This morning’s jobs report came out, and we have all seen the data. Job growth is down, but the unemployment rate is also down. Hiring is weak, but more people have jobs. This makes perfect sense, not. What’s going on here?
Most of the analysis out there has pointed out that jobs are growing faster than the labor force, creating a labor shortage and pushing wages up faster. All true, so far as it goes. But I want to suggest that something else is going on that could exacerbate those effects—and make the labor shortage even worse from an employer’s point of view.
Jobs Report Defined
I want to start off by defining the frame I am using here. The “jobs report” that shows up in the headlines consists of two different surveys and data series. The nonfarm payroll report surveys businesses and generates the nonfarm payroll number, which is the number of new jobs for which people have been hired. There is also, however, a household survey, which looks at workers rather than firms, and reports how many of those workers have jobs. In theory, the two should be roughly equal, and the relationship should be stable over time.
But when you compare the two? They are not the same and that relationship is not stable, which implies there is something deeper going on. Remember, we are working with two actual data points: the number of jobs and the number of workers. The relationship between the two can be expressed as jobs per worker or workers per job. It is in those ratios that I think we can find some meaning.
Workers per Job
Let’s start with workers per job. On a first-order basis, this is the demographic effect, and I have discussed it before at some length. As population growth has slowed and the number of jobs available has increased, there are fewer and fewer “excess” workers beyond those needed to do the work. This dynamic pushes wages up, as employers compete for those workers. But the chart below captures only part of the picture, and it doesn’t account for the rising number of jobs that have not been filled. There is something going on beyond the demographic story.
Jobs per Worker
We can see more of what’s going on in the chart below. Jobs per worker would be the number of jobs that the average worker has. Looking back at the past 50 years, we can see that in the 1970s and 1980s, the average worker (who had to work) had less than one job, showing excess labor supply. But in the boom years of the 1990s, excess labor was absorbed, only to rebound in the 2000s. We saw another rebound in the financial crisis, only to see the ratio drop through the 2010s. Other things equal, we would expect to see that average rate drop back to prior levels, but it didn’t. Part of that is demographic, but the response to economic conditions clearly shows there are other factors involved. And that is what we need to figure out.
What looks to be happening is a second-order effect of the demographically driven tightening of the labor market. Fewer workers and more jobs available mean higher wages, as we are seeing. But higher wages—and better working conditions in general—can also mean fewer workers. When labor conditions are tighter, more people can afford not to work or not to work multiple jobs. When labor markets tighten, more families can get by on one paycheck, and more people can get by on one job. That change effectively decreases the size of the labor force. And when the size of the labor force drops, the jobs per worker increase, as we can see above. Good times can mean fewer workers, which can mean more jobs filled per available worker. Right now, as we can see, we are close to prior maximums.
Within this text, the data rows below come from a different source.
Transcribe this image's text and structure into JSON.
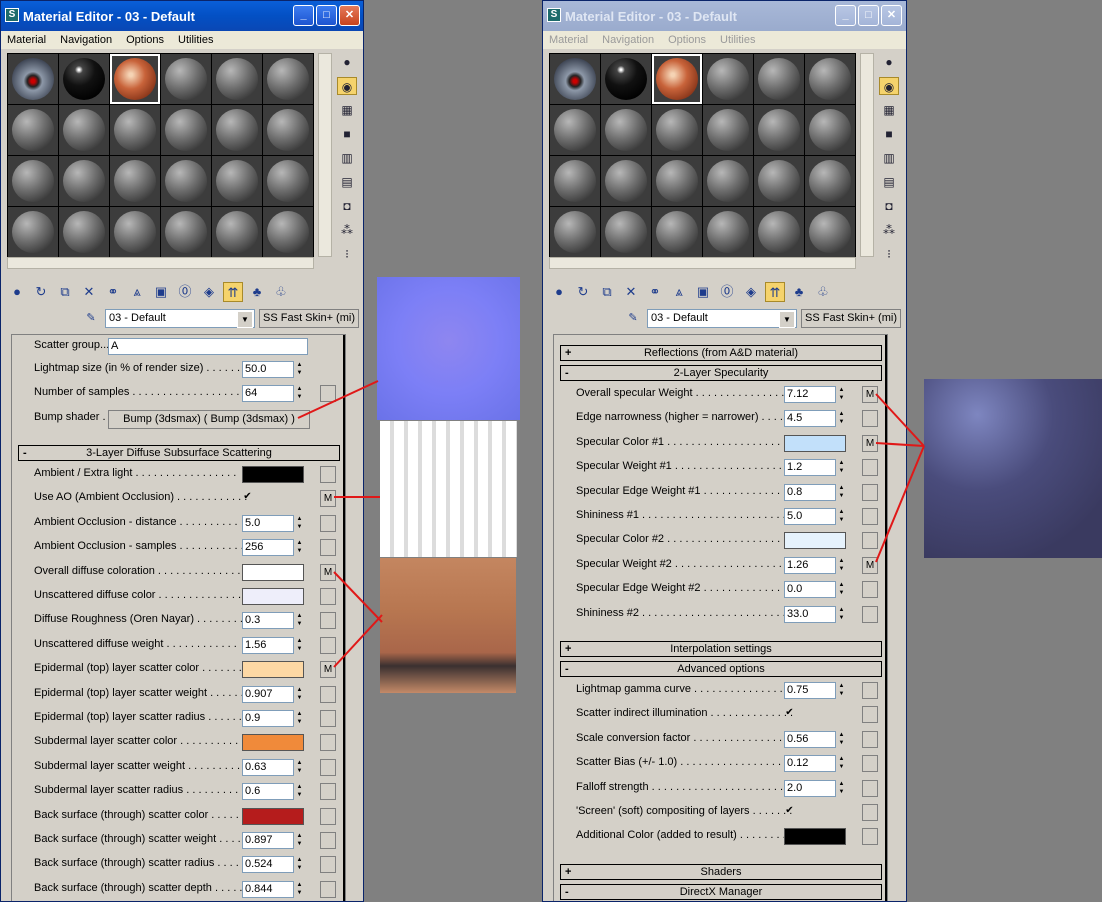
{
  "left_window": {
    "title": "Material Editor - 03 - Default",
    "menus": [
      "Material",
      "Navigation",
      "Options",
      "Utilities"
    ],
    "material_name": "03 - Default",
    "material_type": "SS Fast Skin+ (mi)",
    "scatter_group_label": "Scatter group...",
    "scatter_group_value": "A",
    "lightmap_label": "Lightmap size (in % of render size) . . . . . . .",
    "lightmap_value": "50.0",
    "samples_label": "Number of samples . . . . . . . . . . . . . . . . . .",
    "samples_value": "64",
    "bump_label": "Bump shader . .",
    "bump_value": "Bump (3dsmax)  ( Bump (3dsmax) )",
    "rollout_title": "3-Layer Diffuse Subsurface Scattering",
    "params": [
      {
        "label": "Ambient / Extra light . . . . . . . . . . . . . . . . .",
        "kind": "swatch",
        "color": "#000000",
        "m": ""
      },
      {
        "label": "Use AO (Ambient Occlusion) . . . . . . . . . . . .",
        "kind": "check",
        "value": "✔",
        "m": "M"
      },
      {
        "label": "Ambient Occlusion - distance . . . . . . . . . .",
        "kind": "spin",
        "value": "5.0",
        "m": ""
      },
      {
        "label": "Ambient Occlusion - samples . . . . . . . . . . .",
        "kind": "spin",
        "value": "256",
        "m": ""
      },
      {
        "label": "Overall diffuse coloration . . . . . . . . . . . . . .",
        "kind": "swatch",
        "color": "#ffffff",
        "m": "M"
      },
      {
        "label": "Unscattered diffuse color . . . . . . . . . . . . . .",
        "kind": "swatch",
        "color": "#eeeefa",
        "m": ""
      },
      {
        "label": "Diffuse Roughness (Oren Nayar) . . . . . . . .",
        "kind": "spin",
        "value": "0.3",
        "m": ""
      },
      {
        "label": "Unscattered diffuse weight . . . . . . . . . . . .",
        "kind": "spin",
        "value": "1.56",
        "m": ""
      },
      {
        "label": "Epidermal (top) layer scatter color . . . . . . . .",
        "kind": "swatch",
        "color": "#fdd8a4",
        "m": "M"
      },
      {
        "label": "Epidermal (top) layer scatter weight . . . . . .",
        "kind": "spin",
        "value": "0.907",
        "m": ""
      },
      {
        "label": "Epidermal (top) layer scatter radius . . . . . .",
        "kind": "spin",
        "value": "0.9",
        "m": ""
      },
      {
        "label": "Subdermal layer scatter color . . . . . . . . . . .",
        "kind": "swatch",
        "color": "#f08a3a",
        "m": ""
      },
      {
        "label": "Subdermal layer scatter weight . . . . . . . . . .",
        "kind": "spin",
        "value": "0.63",
        "m": ""
      },
      {
        "label": "Subdermal layer scatter radius . . . . . . . . . .",
        "kind": "spin",
        "value": "0.6",
        "m": ""
      },
      {
        "label": "Back surface (through) scatter color . . . . . .",
        "kind": "swatch",
        "color": "#b51c1c",
        "m": ""
      },
      {
        "label": "Back surface (through) scatter weight . . . . .",
        "kind": "spin",
        "value": "0.897",
        "m": ""
      },
      {
        "label": "Back surface (through) scatter radius . . . . .",
        "kind": "spin",
        "value": "0.524",
        "m": ""
      },
      {
        "label": "Back surface (through) scatter depth . . . . .",
        "kind": "spin",
        "value": "0.844",
        "m": ""
      }
    ]
  },
  "right_window": {
    "title": "Material Editor - 03 - Default",
    "menus": [
      "Material",
      "Navigation",
      "Options",
      "Utilities"
    ],
    "material_name": "03 - Default",
    "material_type": "SS Fast Skin+ (mi)",
    "rollout_reflections": "Reflections (from A&D material)",
    "rollout_specularity": "2-Layer Specularity",
    "spec_params": [
      {
        "label": "Overall specular Weight . . . . . . . . . . . . . . .",
        "kind": "spin",
        "value": "7.12",
        "m": "M"
      },
      {
        "label": "Edge narrowness (higher = narrower) . . . . . .",
        "kind": "spin",
        "value": "4.5",
        "m": ""
      },
      {
        "label": "Specular Color #1 . . . . . . . . . . . . . . . . . . . .",
        "kind": "swatch",
        "color": "#c2e0fa",
        "m": "M"
      },
      {
        "label": "Specular Weight #1 . . . . . . . . . . . . . . . . . . .",
        "kind": "spin",
        "value": "1.2",
        "m": ""
      },
      {
        "label": "Specular Edge Weight #1 . . . . . . . . . . . . . .",
        "kind": "spin",
        "value": "0.8",
        "m": ""
      },
      {
        "label": "Shininess #1 . . . . . . . . . . . . . . . . . . . . . . . .",
        "kind": "spin",
        "value": "5.0",
        "m": ""
      },
      {
        "label": "Specular Color #2 . . . . . . . . . . . . . . . . . . . .",
        "kind": "swatch",
        "color": "#e6f2fc",
        "m": ""
      },
      {
        "label": "Specular Weight #2 . . . . . . . . . . . . . . . . . . .",
        "kind": "spin",
        "value": "1.26",
        "m": "M"
      },
      {
        "label": "Specular Edge Weight #2 . . . . . . . . . . . . . .",
        "kind": "spin",
        "value": "0.0",
        "m": ""
      },
      {
        "label": "Shininess #2 . . . . . . . . . . . . . . . . . . . . . . . .",
        "kind": "spin",
        "value": "33.0",
        "m": ""
      }
    ],
    "rollout_interpolation": "Interpolation settings",
    "rollout_advanced": "Advanced options",
    "adv_params": [
      {
        "label": "Lightmap gamma curve . . . . . . . . . . . . . . . . .",
        "kind": "spin",
        "value": "0.75",
        "m": ""
      },
      {
        "label": "Scatter indirect illumination . . . . . . . . . . . . . .",
        "kind": "check",
        "value": "✔",
        "m": ""
      },
      {
        "label": "Scale conversion factor . . . . . . . . . . . . . . . .",
        "kind": "spin",
        "value": "0.56",
        "m": ""
      },
      {
        "label": "Scatter Bias (+/- 1.0) . . . . . . . . . . . . . . . . . .",
        "kind": "spin",
        "value": "0.12",
        "m": ""
      },
      {
        "label": "Falloff strength . . . . . . . . . . . . . . . . . . . . . .",
        "kind": "spin",
        "value": "2.0",
        "m": ""
      },
      {
        "label": "'Screen' (soft) compositing of layers . . . . . . .",
        "kind": "check",
        "value": "✔",
        "m": ""
      },
      {
        "label": "Additional Color (added to result) . . . . . . . . . .",
        "kind": "swatch",
        "color": "#000000",
        "m": ""
      }
    ],
    "rollout_shaders": "Shaders",
    "rollout_directx": "DirectX Manager"
  },
  "window_buttons": {
    "minimize": "_",
    "maximize": "□",
    "close": "✕"
  },
  "colors": {
    "titlebar_active": "#0350c4",
    "titlebar_inactive": "#9aabcd",
    "panel_bg": "#d4d0c8",
    "link_line": "#e01818"
  }
}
Will Things Get Worse?
Going forward, the big question is this: as the number of jobs increases with respect to the workforce, will workers respond by taking more jobs? Can we push that number up further? If so, then the demographic supply crunch can be at least partially alleviated. If not, the labor supply issue may continue getting worse.
My bet is that it keeps getting worse. If you think about it, most people work to live. If you can live on one job—or if your family can live on one paycheck—why would you want or need a second job? The data shows that there are limits to that potential adjustment. In boom times, such as the late 1990s and just prior to the pandemic, the jobs per worker seemed to max out at about 1.0. And I think that makes sense.
This brings us to the present, where the jobs per worker number is once again approaching 1.0. Other things being equal, if the average worker or family can support themselves on one job, then that is likely to be a maximum. That suggests the labor crunch is likely to persist, and may even get worse, the closer we get to 1.0.
More Like This to Come
This post is a first take on this issue, and I can see some holes in the argument. At the same time, this is probably one of the biggest questions that needs to be answered as we figure out how the labor force and economy will evolve in the next decade. I will be spending more time on this, but right now, I would say expect more jobs reports like this one.